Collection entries
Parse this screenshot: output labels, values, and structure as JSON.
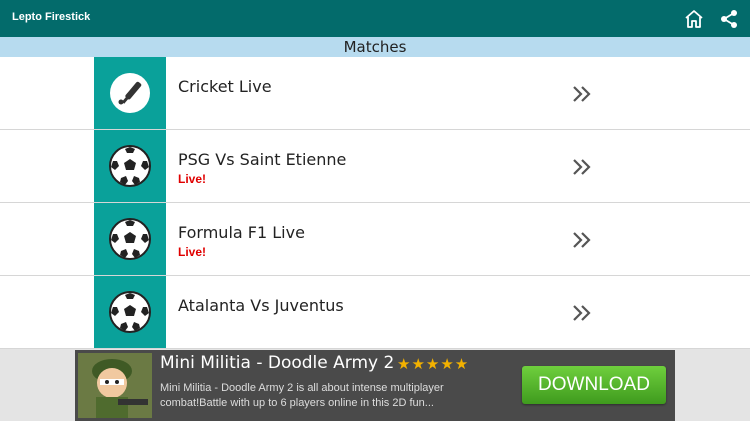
{
  "app": {
    "title": "Lepto Firestick"
  },
  "header": {
    "section_title": "Matches"
  },
  "matches": [
    {
      "title": "Cricket Live",
      "status": "",
      "icon": "cricket-bat-icon"
    },
    {
      "title": "PSG Vs Saint Etienne",
      "status": "Live!",
      "icon": "soccer-ball-icon"
    },
    {
      "title": "Formula F1 Live",
      "status": "Live!",
      "icon": "soccer-ball-icon"
    },
    {
      "title": "Atalanta Vs Juventus",
      "status": "",
      "icon": "soccer-ball-icon"
    }
  ],
  "ad": {
    "title": "Mini Militia - Doodle Army 2",
    "stars": "★★★★★",
    "rating": 4.5,
    "description": "Mini Militia - Doodle Army 2 is all about intense multiplayer combat!Battle with up to 6 players online in this 2D fun...",
    "cta": "DOWNLOAD"
  },
  "colors": {
    "appbar": "#036b6b",
    "section_bar": "#b7dbef",
    "thumb_bg": "#0aa19a",
    "live_red": "#e00000",
    "download_green": "#4fb626"
  }
}
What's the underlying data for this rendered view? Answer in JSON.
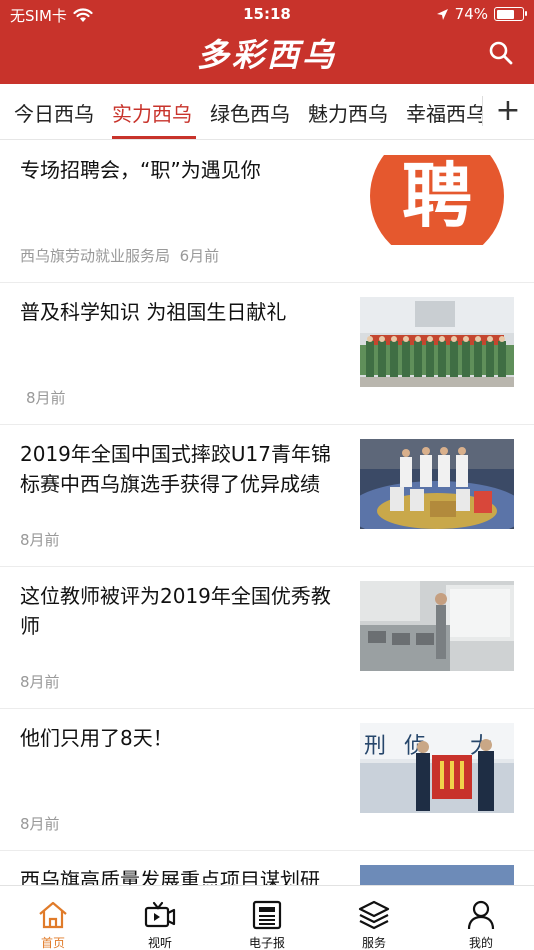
{
  "status_bar": {
    "carrier": "无SIM卡",
    "time": "15:18",
    "battery": "74%",
    "battery_level": 0.74
  },
  "header": {
    "title": "多彩西乌"
  },
  "tabs": [
    "今日西乌",
    "实力西乌",
    "绿色西乌",
    "魅力西乌",
    "幸福西乌"
  ],
  "active_tab": "实力西乌",
  "plus_label": "+",
  "articles": [
    {
      "title": "专场招聘会，“职”为遇见你",
      "source": "西乌旗劳动就业服务局",
      "time": "6月前",
      "thumb_text": "聘"
    },
    {
      "title": "普及科学知识 为祖国生日献礼",
      "time": "8月前"
    },
    {
      "title": "2019年全国中国式摔跤U17青年锦标赛中西乌旗选手获得了优异成绩",
      "time": "8月前"
    },
    {
      "title": "这位教师被评为2019年全国优秀教师",
      "time": "8月前"
    },
    {
      "title": "他们只用了8天！",
      "time": "8月前"
    },
    {
      "title": "西乌旗高质量发展重点项目谋划研"
    }
  ],
  "tabbar": {
    "home": "首页",
    "video": "视听",
    "epaper": "电子报",
    "service": "服务",
    "mine": "我的"
  }
}
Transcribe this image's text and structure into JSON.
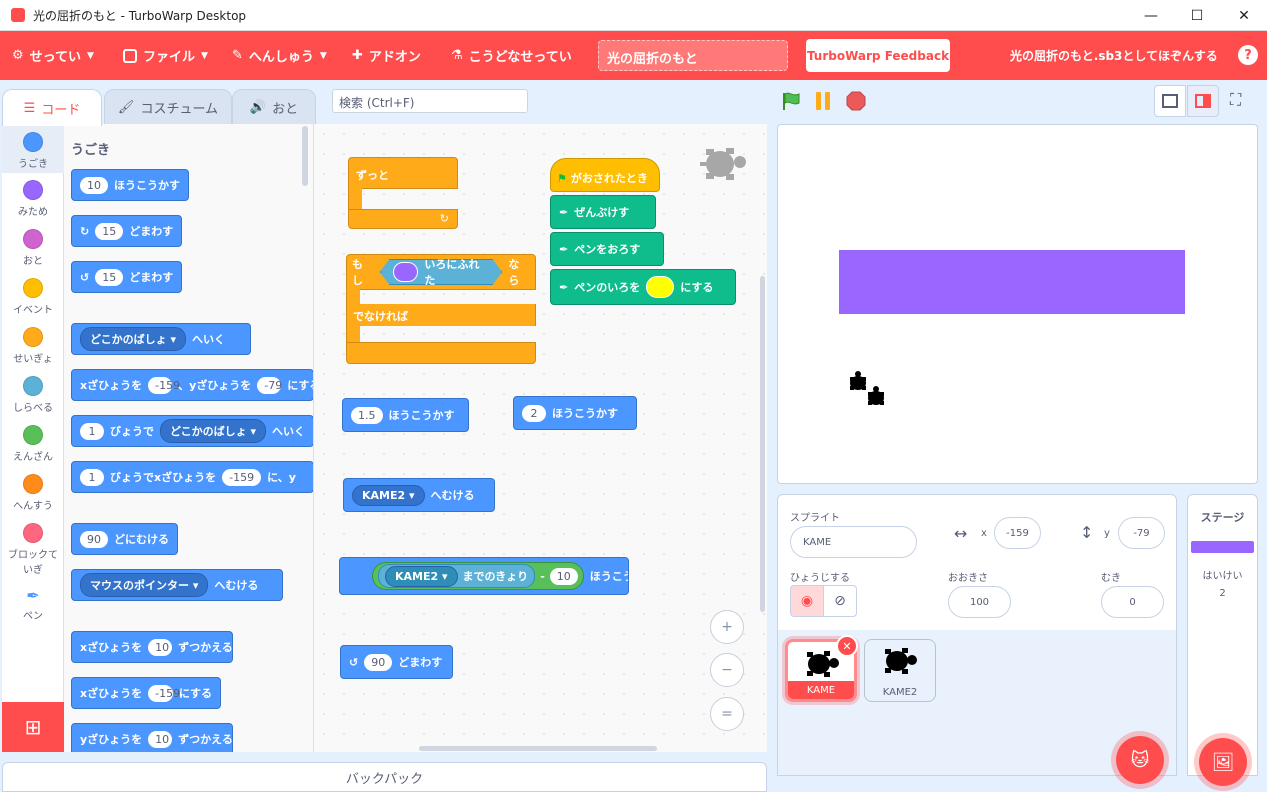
{
  "window": {
    "title": "光の屈折のもと - TurboWarp Desktop",
    "minimize": "—",
    "maximize": "☐",
    "close": "✕"
  },
  "menubar": {
    "settings": "せってい",
    "file": "ファイル",
    "edit": "へんしゅう",
    "addons": "アドオン",
    "advanced": "こうどなせってい",
    "project_title": "光の屈折のもと",
    "feedback": "TurboWarp Feedback",
    "save_as": "光の屈折のもと.sb3としてほぞんする",
    "help": "?"
  },
  "tabs": {
    "code": "コード",
    "costume": "コスチューム",
    "sound": "おと"
  },
  "search": {
    "placeholder": "検索 (Ctrl+F)"
  },
  "categories": [
    {
      "label": "うごき",
      "color": "#4c97ff"
    },
    {
      "label": "みため",
      "color": "#9966ff"
    },
    {
      "label": "おと",
      "color": "#cf63cf"
    },
    {
      "label": "イベント",
      "color": "#ffbf00"
    },
    {
      "label": "せいぎょ",
      "color": "#ffab19"
    },
    {
      "label": "しらべる",
      "color": "#5cb1d6"
    },
    {
      "label": "えんざん",
      "color": "#59c059"
    },
    {
      "label": "へんすう",
      "color": "#ff8c1a"
    },
    {
      "label": "ブロックていぎ",
      "color": "#ff6680"
    },
    {
      "label": "ペン",
      "color": "#0fbd8c"
    }
  ],
  "palette": {
    "heading": "うごき",
    "move_n": "10",
    "move": "ほうこうかす",
    "turn_r_n": "15",
    "turn": "どまわす",
    "turn_l_n": "15",
    "goto_drop": "どこかのばしょ",
    "goto": "へいく",
    "gotoxy_a": "xざひょうを",
    "gotoxy_x": "-159",
    "gotoxy_b": "、yざひょうを",
    "gotoxy_y": "-79",
    "gotoxy_c": "にする",
    "glide_n": "1",
    "glide_a": "びょうで",
    "glide_drop": "どこかのばしょ",
    "glide_b": "へいく",
    "glidexy_n": "1",
    "glidexy_a": "びょうでxざひょうを",
    "glidexy_x": "-159",
    "glidexy_b": "に、y",
    "point_n": "90",
    "point": "どにむける",
    "towards_drop": "マウスのポインター",
    "towards": "へむける",
    "changex_a": "xざひょうを",
    "changex_n": "10",
    "changex_b": "ずつかえる",
    "setx_a": "xざひょうを",
    "setx_n": "-159",
    "setx_b": "にする",
    "changey_a": "yざひょうを",
    "changey_n": "10",
    "changey_b": "ずつかえる"
  },
  "script": {
    "forever": "ずっと",
    "if": "もし",
    "touching": "いろにふれた",
    "then": "なら",
    "else": "でなければ",
    "flag": "がおされたとき",
    "clear": "ぜんぶけす",
    "pendown": "ペンをおろす",
    "setcolor": "ペンのいろを",
    "setcolor_b": "にする",
    "move1_n": "1.5",
    "move1": "ほうこうかす",
    "move2_n": "2",
    "move2": "ほうこうかす",
    "point_drop": "KAME2",
    "point": "へむける",
    "dist_drop": "KAME2",
    "dist": "までのきょり",
    "minus": "-",
    "dist_n": "10",
    "dist_move": "ほうこうかす",
    "turn_n": "90",
    "turn": "どまわす",
    "zoom_in": "+",
    "zoom_out": "−",
    "zoom_reset": "="
  },
  "stage": {
    "bar_color": "#9966ff"
  },
  "sprite_info": {
    "sprite_label": "スプライト",
    "sprite_name": "KAME",
    "x_label": "x",
    "x": "-159",
    "y_label": "y",
    "y": "-79",
    "show_label": "ひょうじする",
    "size_label": "おおきさ",
    "size": "100",
    "direction_label": "むき",
    "direction": "0"
  },
  "sprites": [
    {
      "name": "KAME"
    },
    {
      "name": "KAME2"
    }
  ],
  "stage_panel": {
    "title": "ステージ",
    "backdrops_label": "はいけい",
    "backdrops": "2"
  },
  "backpack": "バックパック"
}
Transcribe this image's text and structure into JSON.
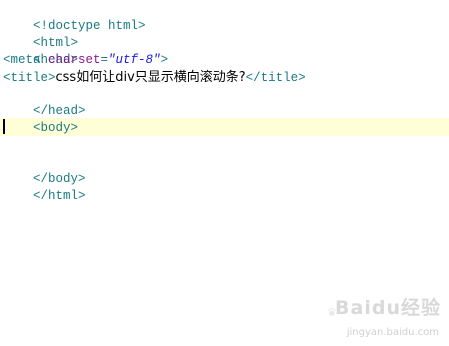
{
  "editor": {
    "lines": {
      "l1": {
        "tag": "<!doctype html>"
      },
      "l2": {
        "tag": "<html>"
      },
      "l3": {
        "tag": "<head>"
      },
      "l4": {
        "open": "<meta ",
        "attr": "charset",
        "eq": "=",
        "value": "\"utf-8\"",
        "close": ">"
      },
      "l5": {
        "open": "<title>",
        "text": "css如何让div只显示横向滚动条?",
        "close": "</title>"
      },
      "l6": {
        "tag": "</head>"
      },
      "l7": {
        "tag": "<body>"
      },
      "l8": {
        "tag": ""
      },
      "l9": {
        "tag": ""
      },
      "l10": {
        "tag": "</body>"
      },
      "l11": {
        "tag": "</html>"
      }
    },
    "highlight_color": "#fffed6",
    "tag_color": "#1a7a82",
    "attr_color": "#8b1a8b",
    "string_color": "#1a1adf"
  },
  "watermark": {
    "brand": "Baidu经验",
    "url": "jingyan.baidu.com"
  }
}
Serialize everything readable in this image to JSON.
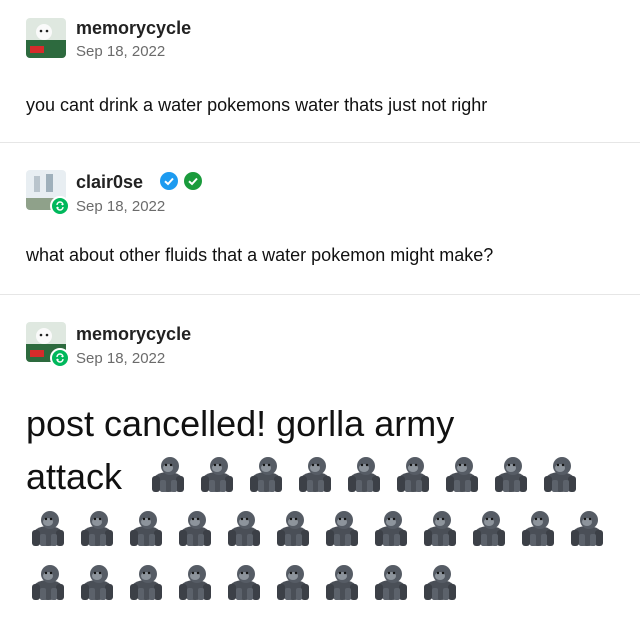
{
  "posts": [
    {
      "username": "memorycycle",
      "date": "Sep 18, 2022",
      "body": "you cant drink a water pokemons water thats just not righr"
    },
    {
      "username": "clair0se",
      "date": "Sep 18, 2022",
      "body": "what about other fluids that a water pokemon might make?"
    },
    {
      "username": "memorycycle",
      "date": "Sep 18, 2022",
      "body_line1": "post cancelled! gorlla army",
      "body_line2": "attack",
      "gorilla_icon": "gorilla-emoji",
      "gorilla_count": 30
    }
  ],
  "colors": {
    "reblog_green": "#00b85c",
    "verify_blue": "#1d9bf0",
    "verify_green": "#1a9b3c"
  }
}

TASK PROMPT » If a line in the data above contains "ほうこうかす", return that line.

RESPONSE TO THE TASK »
    "move": "ほうこうかす",
    "move1": "ほうこうかす",
    "move2": "ほうこうかす",
    "dist_move": "ほうこうかす",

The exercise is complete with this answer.